> [Aim of the exercise]
The answer should consist of all the entries, repeated word for word.

*** Opening of Material provided ***

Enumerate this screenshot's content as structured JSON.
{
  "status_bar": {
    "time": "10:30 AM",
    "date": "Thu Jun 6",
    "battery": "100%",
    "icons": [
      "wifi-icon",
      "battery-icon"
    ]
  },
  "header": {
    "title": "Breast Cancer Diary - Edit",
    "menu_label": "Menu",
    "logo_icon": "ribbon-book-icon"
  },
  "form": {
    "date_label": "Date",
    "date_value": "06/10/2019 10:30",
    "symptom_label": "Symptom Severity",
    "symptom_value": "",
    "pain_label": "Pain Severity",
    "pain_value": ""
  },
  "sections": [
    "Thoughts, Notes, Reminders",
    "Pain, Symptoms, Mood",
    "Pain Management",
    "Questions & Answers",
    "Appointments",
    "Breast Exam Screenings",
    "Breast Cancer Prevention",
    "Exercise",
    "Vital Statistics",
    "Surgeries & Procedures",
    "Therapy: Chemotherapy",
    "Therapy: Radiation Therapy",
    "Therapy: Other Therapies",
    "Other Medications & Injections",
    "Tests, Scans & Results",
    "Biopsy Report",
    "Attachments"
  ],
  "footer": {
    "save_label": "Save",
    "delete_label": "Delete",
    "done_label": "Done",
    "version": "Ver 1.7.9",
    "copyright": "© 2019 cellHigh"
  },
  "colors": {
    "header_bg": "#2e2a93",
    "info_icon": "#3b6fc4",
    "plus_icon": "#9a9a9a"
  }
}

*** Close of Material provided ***

> [Task answer]
Enumerate this screenshot's content as structured JSON.
{
  "status_bar": {
    "time": "10:30 AM",
    "date": "Thu Jun 6",
    "battery": "100%",
    "icons": [
      "wifi-icon",
      "battery-icon"
    ]
  },
  "header": {
    "title": "Breast Cancer Diary - Edit",
    "menu_label": "Menu",
    "logo_icon": "ribbon-book-icon"
  },
  "form": {
    "date_label": "Date",
    "date_value": "06/10/2019 10:30",
    "symptom_label": "Symptom Severity",
    "symptom_value": "",
    "pain_label": "Pain Severity",
    "pain_value": ""
  },
  "sections": [
    "Thoughts, Notes, Reminders",
    "Pain, Symptoms, Mood",
    "Pain Management",
    "Questions & Answers",
    "Appointments",
    "Breast Exam Screenings",
    "Breast Cancer Prevention",
    "Exercise",
    "Vital Statistics",
    "Surgeries & Procedures",
    "Therapy: Chemotherapy",
    "Therapy: Radiation Therapy",
    "Therapy: Other Therapies",
    "Other Medications & Injections",
    "Tests, Scans & Results",
    "Biopsy Report",
    "Attachments"
  ],
  "footer": {
    "save_label": "Save",
    "delete_label": "Delete",
    "done_label": "Done",
    "version": "Ver 1.7.9",
    "copyright": "© 2019 cellHigh"
  },
  "colors": {
    "header_bg": "#2e2a93",
    "info_icon": "#3b6fc4",
    "plus_icon": "#9a9a9a"
  }
}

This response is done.